USMC Assistant Professor’s Work Highlighted in U of T and City of Toronto’s MOU

By: Martyn Wendell Jones

On Monday, October 2, Toronto Mayor John Tory, City Manager Peter Wallace, University of Toronto President Meric Gertler, a bevy of city councillors, and a group of U of T faculty gathered at City Hall to observe the signing of a Memorandum of Understanding between Toronto and its famous university. The agreement “reveals the extent [of the] invaluable collaboration already happening” between the city and the U of T, Gertler said in his opening remarks.

Mayor John Tory speaks while U of T President Meric Gertler and City Manager Peter Wallace look on at the MOU signing at Toronto City Hall on October 2.
(Photo by Laura Pedersen)

Negotiated over the past year, the memorandum outlines “those areas of common interest which offer potential for activities in which collaboration on their shared goals may benefit the Toronto community, the City, and the University.” In supplementary materials included with the memorandum, the MOU document offered five examples of “collaborative projects being undertaken in partnership” by U of T faculty and the city.

One of these projects—titled “City of Toronto UNESCO Creative City Designation”—involves the development of an application for the city of Toronto to be included in UNESCO’s Creative City Network, an application that emphasizes Toronto’s “accomplishments in the field of media arts,” according to the website for the initiative. The professor taking the lead on this collaborative project is USMC Assistant Professor Paolo Granata.

Before coming to the University of St. Michael’s College, Dr. Granata spent 15 years as the University of Bologna, and two years as a Visiting Professor at the McLuhan Centre for Culture and Technology in the University of Toronto. It was during the latter tenure that he first began to develop the UNESCO application project.
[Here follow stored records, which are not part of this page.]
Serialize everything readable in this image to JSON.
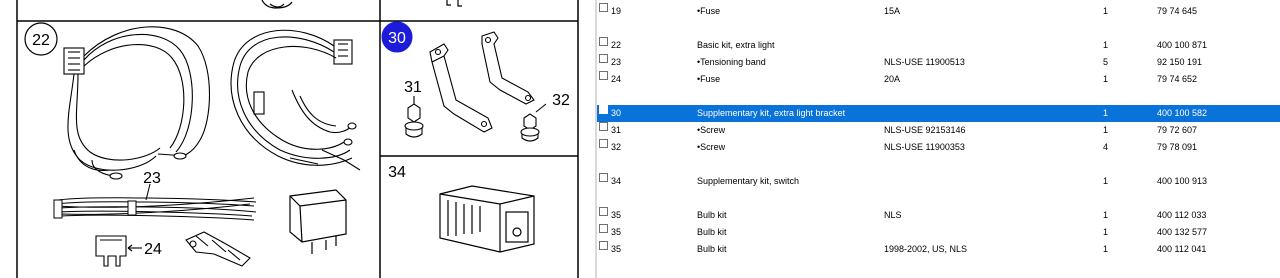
{
  "diagram": {
    "callouts": {
      "c22": "22",
      "c23": "23",
      "c24": "24",
      "c30": "30",
      "c31": "31",
      "c32": "32",
      "c34": "34"
    }
  },
  "parts": {
    "rows": [
      {
        "no": "19",
        "description": "•Fuse",
        "note": "15A",
        "qty": "1",
        "part_number": "79 74 645",
        "selected": false
      },
      {
        "no": "22",
        "description": "Basic kit, extra light",
        "note": "",
        "qty": "1",
        "part_number": "400 100 871",
        "selected": false
      },
      {
        "no": "23",
        "description": "•Tensioning band",
        "note": "NLS-USE 11900513",
        "qty": "5",
        "part_number": "92 150 191",
        "selected": false
      },
      {
        "no": "24",
        "description": "•Fuse",
        "note": "20A",
        "qty": "1",
        "part_number": "79 74 652",
        "selected": false
      },
      {
        "no": "30",
        "description": "Supplementary kit, extra light bracket",
        "note": "",
        "qty": "1",
        "part_number": "400 100 582",
        "selected": true
      },
      {
        "no": "31",
        "description": "•Screw",
        "note": "NLS-USE 92153146",
        "qty": "1",
        "part_number": "79 72 607",
        "selected": false
      },
      {
        "no": "32",
        "description": "•Screw",
        "note": "NLS-USE 11900353",
        "qty": "4",
        "part_number": "79 78 091",
        "selected": false
      },
      {
        "no": "34",
        "description": "Supplementary kit, switch",
        "note": "",
        "qty": "1",
        "part_number": "400 100 913",
        "selected": false
      },
      {
        "no": "35",
        "description": "Bulb kit",
        "note": "NLS",
        "qty": "1",
        "part_number": "400 112 033",
        "selected": false
      },
      {
        "no": "35",
        "description": "Bulb kit",
        "note": "",
        "qty": "1",
        "part_number": "400 132 577",
        "selected": false
      },
      {
        "no": "35",
        "description": "Bulb kit",
        "note": "1998-2002, US, NLS",
        "qty": "1",
        "part_number": "400 112 041",
        "selected": false
      }
    ]
  },
  "colors": {
    "selection": "#0a73d9",
    "callout_selected": "#1b1bd9"
  }
}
Dr. Granata’s project has a unique cultural emphasis when set alongside the other example projects, which primarily address social and policy issues. The Creative City designation would create opportunities for international partnerships with other member cities while also providing “international recognition of the creative industries and capacities present in Toronto.” If the application is accepted, Toronto will become the second Canadian city in the network after Montreal; other North American cities in the network include Detroit, Austin, and Santa Fe.

“It’s time for Toronto to take its place among the greatest and leading creative cities of the world,” the St. Mike’s Assistant Professor said on behalf of the U of T while addressing city councillors in May of this year. He continued: “if designated, Toronto will be the largest creative city of the Network in North America.”

Martyn Wendell Jones is a writer in the Office of Communications at the University of St. Michael’s College.